So Long, My Dysfunctional Friends
All in all, Williston bears all the earmarks of a classic American boomtown, the rowdiness, the exploitation, the crime, the opportunity, and the making of fortunes overnight. Williston’s experience is especially eyeopening when set against the rest of the country where joblessness and declining wages have become the norm. But Williston’s prosperity may be an indication of good things to come for the rest of us.
With the oil being extracted from the Bakken Formation, the US has become a net exporter of gasoline for the first time since 1949. Increased oil production combined with a decline in domestic demand due to high pump prices and better fuel efficiency has set us on a path that loosens the shackles imposed by the Middle East.
We can now foresee the day when American involvement in the Middle East is reduced commensurate with a reduction of our national interests in the region. Happily, we may someday arrive at the conclusion that the dysfunctional family that is the Middle East is no longer our problem, which will reduce the provocation that our presence causes there and lead to a reduction in the threat of terrorism.
The Cost of Fast Food
Granted, it may be a bit of a stretch to draw a line between a frazzled McDonald’s manager in Williston and the flagging of interest by Al Qaeda in the murdering of Americans, but stranger correlations have turned at the hinge of history.
In any case, the new boom in American energy with all its costs and benefits is the story of progress. Where it takes us will certainly raise new questions and concerns even as it reduces old ones. But will that get me my cheeseburger any faster?
To someone who isn’t paying attention it may just seem like lousy service at a fast food restaurant, but if you listen closely you can hear the sound of pages turning.
Brooks, Jacob, Home Sweet Cube: Walmart Selling Housing Units, Williston Herald, 4 May 2012, 1 September 2013.
John, Robert and Katzter Cole, This Boomtown Has so Much Money it Burns Off $100 Million in Natural Gas a Month, Business Insider, 31 July 2013, 1 September 2013.

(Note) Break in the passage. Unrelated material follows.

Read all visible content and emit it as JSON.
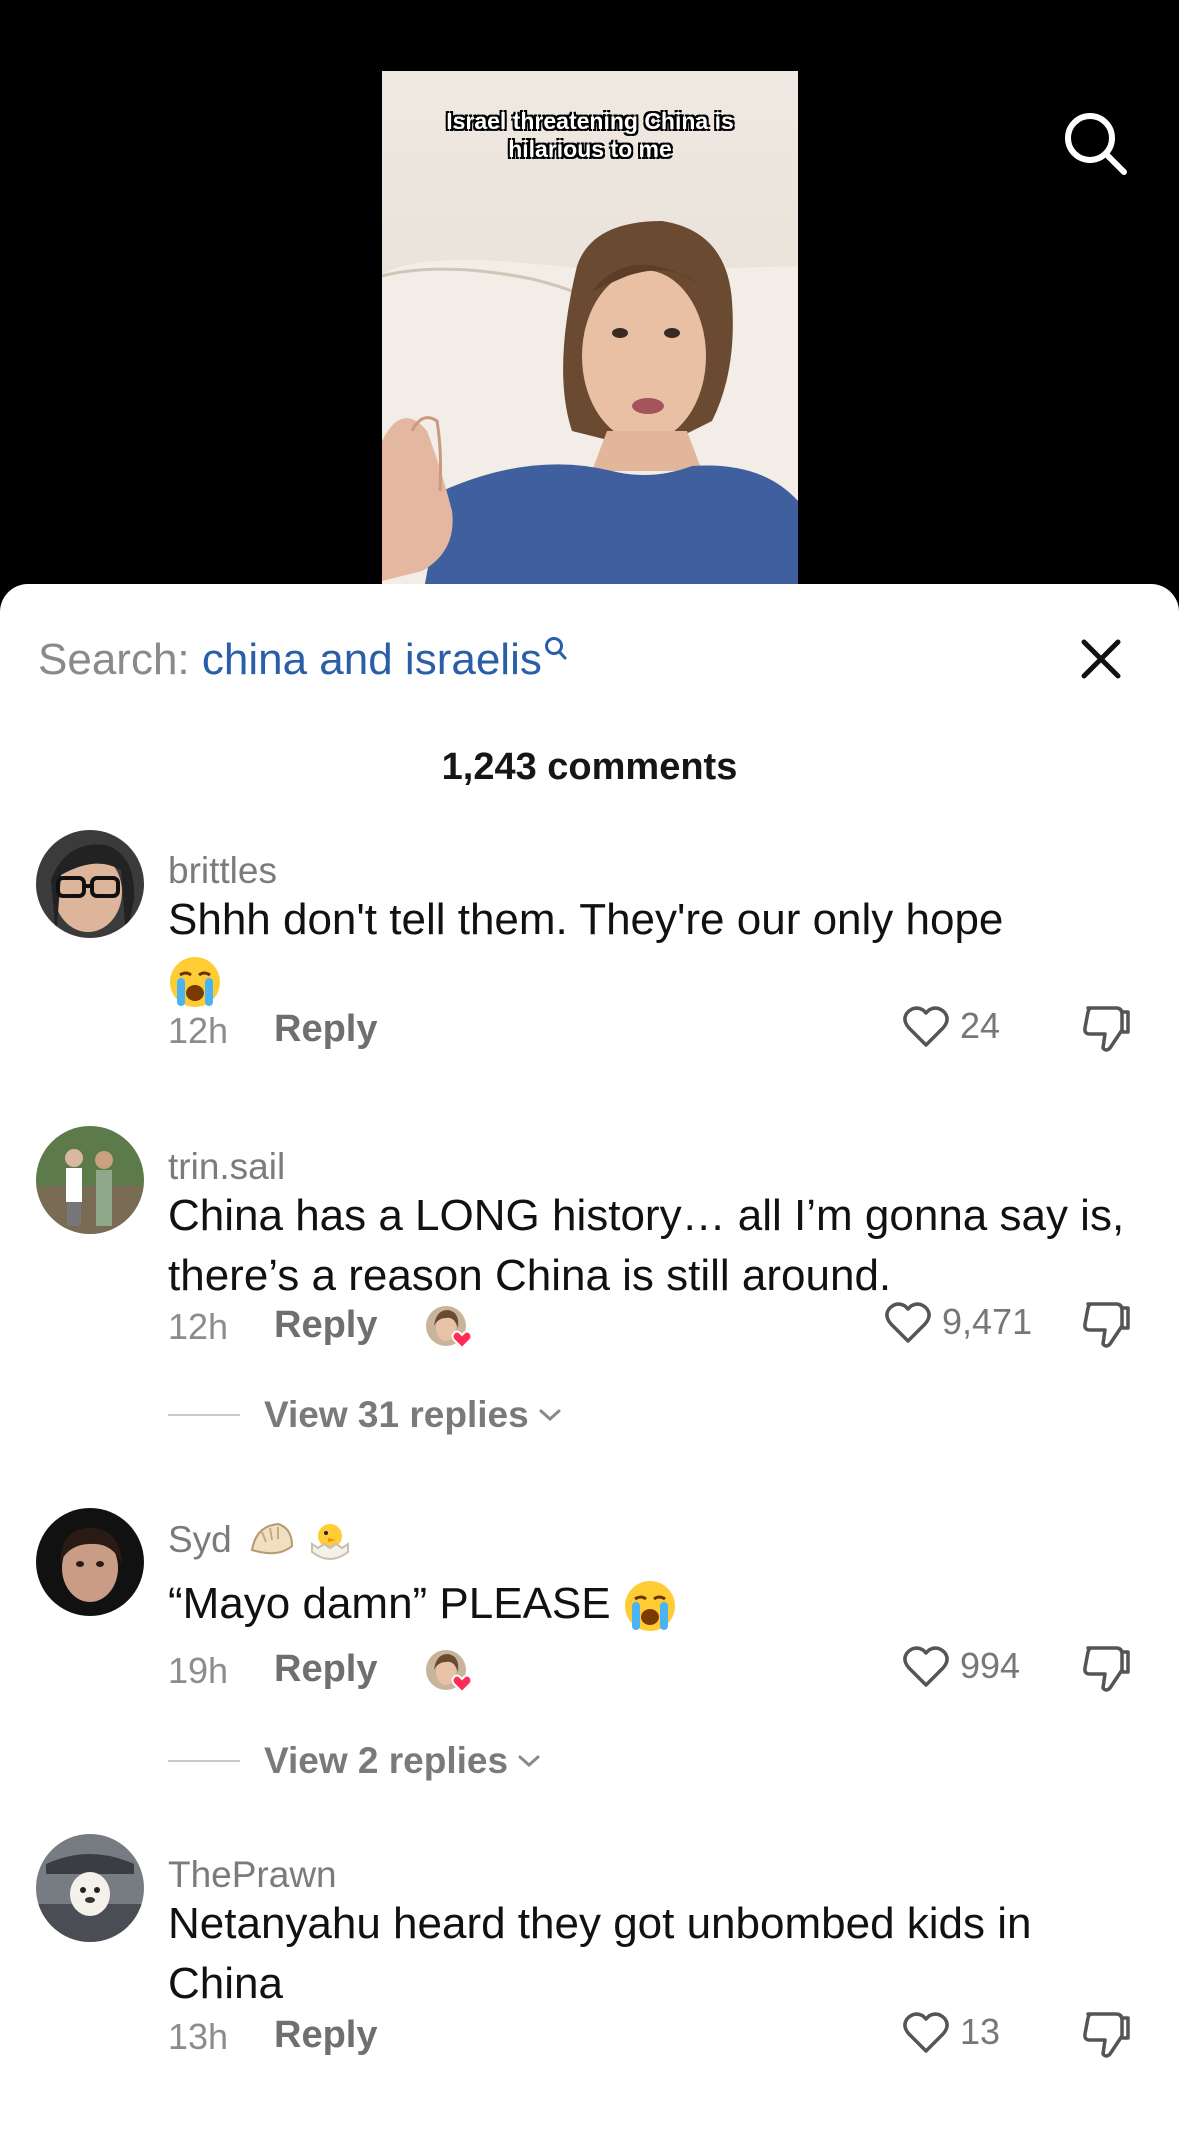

Johnson, Robert, This is What Life is Like in a Town Without Women, Business Insider, 15 March 2012, 1 September 2013.
Karmin, Craig and Zuckerman, Gregory, A Boomtown is Born in North Dakota, The Wall Street Journal, 14 November 2012, 1 September 2013.
Lindholm, Meg Luther, The Downsides of Living in an Oil Boomtown, NPR, 18 December 2012, 1 September 2013.
News Consortium, Williston, North Dakota is Transformed into Boomtown – Thanks to Fracking, Catholic Online, 25 March 2012, 1 September 2013.